US Election - The Economic Perspective
Predicting the outcome of popular votes is becoming increasingly difficult it seems. A majority of pundits and pollsters have forecasted that Donald Trump will not win the Republican nomination, that the 2015 British parliamentary election would yield a close result and that Brexit wouldn’t pass – all of which turned out to be wrong, of course. Nate Silver, who successfully called the outcomes in 49 of 50 states in the 2008 US Presidential election, and 50 out of 50 in the 2012 one, currently gives Hillary Clinton an 85 per cent chance of winning. Note that the popular vote is predicted to be much closer (Clinton 49 per cent vs Trump 43 per cent), but the chance of Clinton winning, by any margin, appears at the time of this writing to be quite significant.
However, knowing that any election (and this one in particular) can yield a surprise, and that a 15 per cent probability is still statistically significant, it is our responsibility to take an impartial look at the economic and portfolio implications of both outcomes.
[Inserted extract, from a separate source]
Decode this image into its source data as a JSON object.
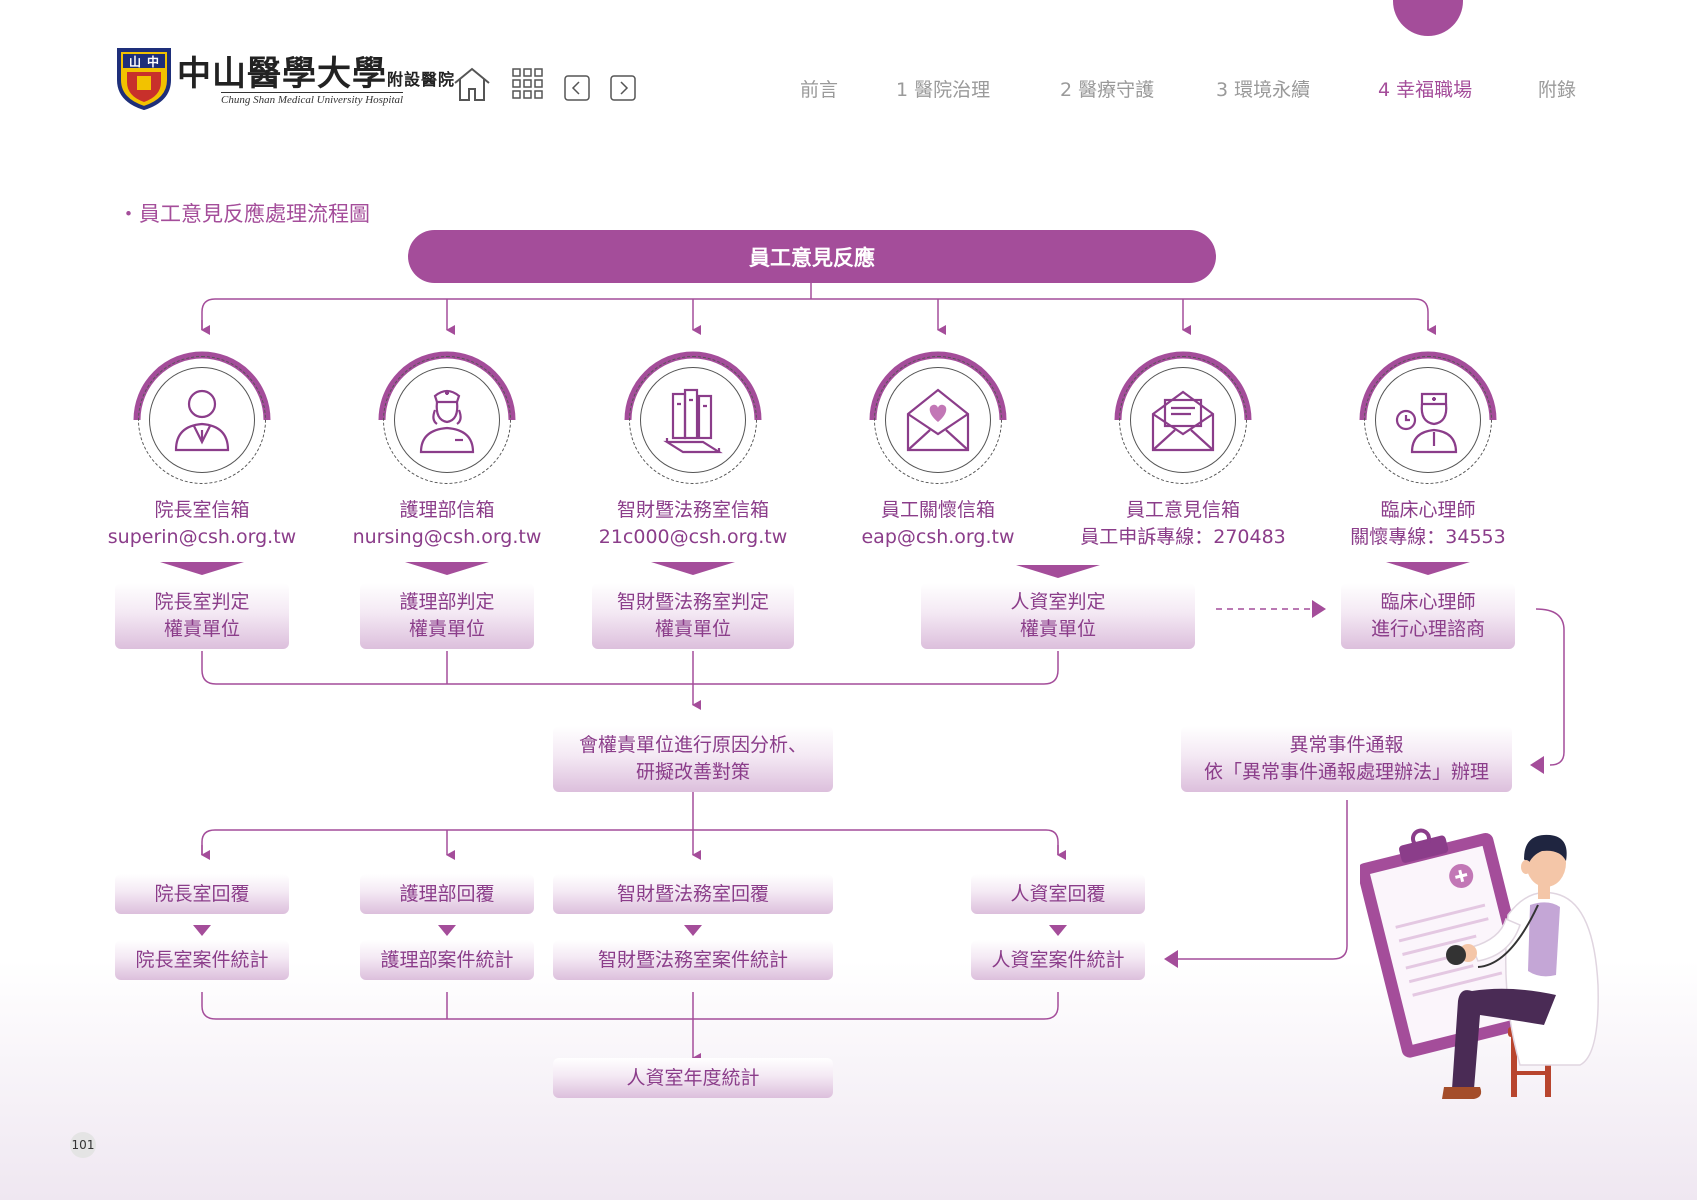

Doing so is a necessary but perilous exercise for several reasons. For once, candidates rarely keep their election promises, so using their program as a starting point has its shortcomings. Furthermore, predicting the long-term economic outcomes of policy changes is another imprecise “science” that specialists tend to get wrong as often as right.
Luckily for us, in this particular instance, there’s much to be learnt from the broad strokes of each candidate’s plan, the positions that define them and on which they have (so far) not wavered.
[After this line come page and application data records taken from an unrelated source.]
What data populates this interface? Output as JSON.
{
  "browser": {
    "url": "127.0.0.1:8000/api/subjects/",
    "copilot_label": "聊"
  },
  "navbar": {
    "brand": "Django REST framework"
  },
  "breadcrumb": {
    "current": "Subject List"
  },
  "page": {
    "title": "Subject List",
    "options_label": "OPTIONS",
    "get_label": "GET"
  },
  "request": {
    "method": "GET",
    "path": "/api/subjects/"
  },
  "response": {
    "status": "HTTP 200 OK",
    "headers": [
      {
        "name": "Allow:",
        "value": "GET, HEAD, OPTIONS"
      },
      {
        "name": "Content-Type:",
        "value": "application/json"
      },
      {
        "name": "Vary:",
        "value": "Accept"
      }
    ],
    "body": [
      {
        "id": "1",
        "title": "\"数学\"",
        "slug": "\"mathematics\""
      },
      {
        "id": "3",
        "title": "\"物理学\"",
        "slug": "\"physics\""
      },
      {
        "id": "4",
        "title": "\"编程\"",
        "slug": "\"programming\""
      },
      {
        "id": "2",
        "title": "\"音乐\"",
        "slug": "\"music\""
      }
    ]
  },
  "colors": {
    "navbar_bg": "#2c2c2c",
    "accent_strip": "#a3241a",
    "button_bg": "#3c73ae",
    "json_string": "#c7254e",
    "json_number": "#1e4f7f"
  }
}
The Clinton and Trump economic policies
For the sake of simplicity, let’s define Clinton as the “continuation” candidate, who is most likely to pursue policies in line with those of the Obama administration and those that preceded it. On the other hand, Trump’s signature economic policy seems to be his willingness to impose tariffs on low-cost producers like Mexico and China, thereby reversing decades of progresses towards freer global trade.
Let’s take a step back and acknowledge the existence of two economic models: the “Western” one, notionally based on free market economics, and the “North Asian” one. The latter has been used to various degrees and at various times in countries such as Japan, China, South Korea, Taiwan, Thailand and Vietnam. It is characterised by a planned economy where the primary objective is full employment rather than profit maximisation.
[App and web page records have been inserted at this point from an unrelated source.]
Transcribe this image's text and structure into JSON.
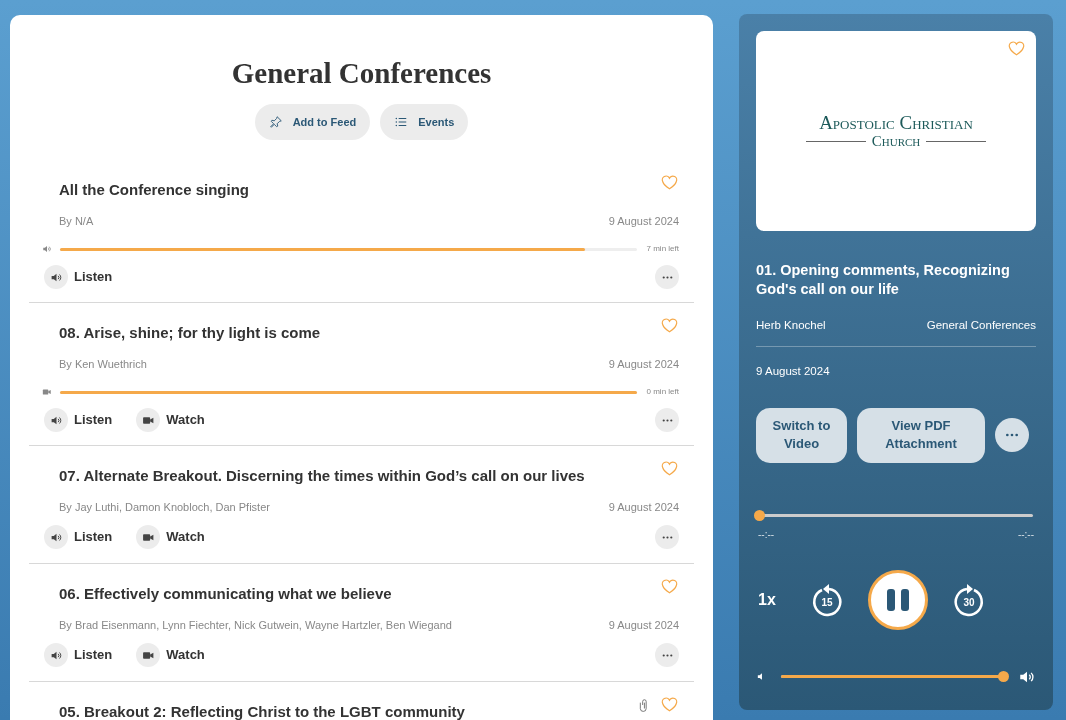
{
  "page": {
    "title": "General Conferences",
    "actions": [
      {
        "kind": "pin",
        "label": "Add to Feed"
      },
      {
        "kind": "list",
        "label": "Events"
      }
    ]
  },
  "items": [
    {
      "title": "All the Conference singing",
      "byline": "By N/A",
      "date": "9 August 2024",
      "favorite": false,
      "progress": {
        "kind": "audio",
        "level": 0.91,
        "remaining": "7 min left"
      },
      "actions": [
        {
          "kind": "listen",
          "label": "Listen"
        }
      ]
    },
    {
      "title": "08. Arise, shine; for thy light is come",
      "byline": "By Ken Wuethrich",
      "date": "9 August 2024",
      "favorite": false,
      "progress": {
        "kind": "video",
        "level": 1.0,
        "remaining": "0 min left"
      },
      "actions": [
        {
          "kind": "listen",
          "label": "Listen"
        },
        {
          "kind": "watch",
          "label": "Watch"
        }
      ]
    },
    {
      "title": "07. Alternate Breakout. Discerning the times within God’s call on our lives",
      "byline": "By Jay Luthi, Damon Knobloch, Dan Pfister",
      "date": "9 August 2024",
      "favorite": false,
      "actions": [
        {
          "kind": "listen",
          "label": "Listen"
        },
        {
          "kind": "watch",
          "label": "Watch"
        }
      ]
    },
    {
      "title": "06. Effectively communicating what we believe",
      "byline": "By Brad Eisenmann, Lynn Fiechter, Nick Gutwein, Wayne Hartzler, Ben Wiegand",
      "date": "9 August 2024",
      "favorite": false,
      "actions": [
        {
          "kind": "listen",
          "label": "Listen"
        },
        {
          "kind": "watch",
          "label": "Watch"
        }
      ]
    },
    {
      "title": "05. Breakout 2: Reflecting Christ to the LGBT community",
      "favorite": false,
      "attachment": true
    }
  ],
  "player": {
    "favorite": false,
    "logo": {
      "line1": "Apostolic Christian",
      "line2": "Church"
    },
    "title": "01. Opening comments, Recognizing God's call on our life",
    "speaker": "Herb Knochel",
    "series": "General Conferences",
    "date": "9 August 2024",
    "buttons": [
      "Switch to Video",
      "View PDF Attachment"
    ],
    "seek": {
      "level": 0,
      "elapsed": "--:--",
      "remaining": "--:--"
    },
    "speed": "1x",
    "rewind": "15",
    "forward": "30",
    "playing": true,
    "volume": {
      "level": 1.0
    }
  }
}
That is a seemingly small, but very important difference. If the government’s primary goal is to give a job to the vast majority of the working age population, it needs to produce a lot of “stuff” to keep all these people employed. Therefore, it also needs to sell all of this “stuff”, no matter the price.
The North Asian economic model therefore tends to produce goods at uneconomic prices, with which freer market economies can’t compete. How they are able to achieve this could be the subject of an entire separate article, but suffice is to say that reliance on cheap and plentiful credit (often from the very same developed markets which buy their products) is a necessary component.
Starting in the 1990s, North Asian economies have gradually integrated themselves in the international trade system, which has logically led to them gaining market share in manufactured products away from Western-styled economies. This story should now begin to sound familiar and its link to the US election more obvious.
Blue-collar workers have gradually lost their jobs and their earning potential has diminished, turning a middle-class into a population of disaffected voters. Like other populist politicians in Europe before him, Trump has tapped into this anger. Whether opportunistically or accidentally, he has accurately identified the origin of their problems and is offering to reverse them.
What would be the immediate effect of tariffs on Chinese goods? Among other things, it would increase the goods’ prices, leading to a rise in inflation. And this is where the problems start, because financial markets are by and large priced for a “lower-for-longer” scenario, that is, lower growth and lower inflation. Interest rates are low, sovereign bond prices are high, equity markets trade on elevated valuations, long duration assets (such as properties and infrastructure) are prised, all based on a low inflation scenario which Trump’s election could overturn.
Now let’s focus on investment implications. You’ve probably heard us say that as a long-term investor, you should focus on the long-term return potential of your investments and disregard shorter-term disruptions as much as possible.
An inflation surprise should not be overlooked as market “noise”, but the US election certainly is. In other words, the imbalance that exists between North Asian and Western economies is structural, and will have to be resolved at some point in time, one way or another.
Trump’s election may or may not be the trigger, but the possibility of an inflation surprise exists regardless, and could just as conceivably occur under a Clinton administration. The powers of American presidents are actually quite constrained and they are victims rather than shapers of economic forces.
We’ve started accounting for the possibility of an unexpected rise in inflation over a year ago by reducing exposure to sovereign debt and properties in most of our diversified portfolios.
As always, we continue to monitor these long-term factors and may make further changes if required, but that is unlikely to occur as a result of the November election, regardless of how much markets over-react in the short term.
“In preparing in this article we have not taken into account any particular persons objectives, financial situation or needs. Investors should, before acting on this information, consider the appropriateness of this information having regard to their personal objectives, financial situation or needs. We recommend investors obtain financial advice specific to their situation before making any financial investment or insurance decision.”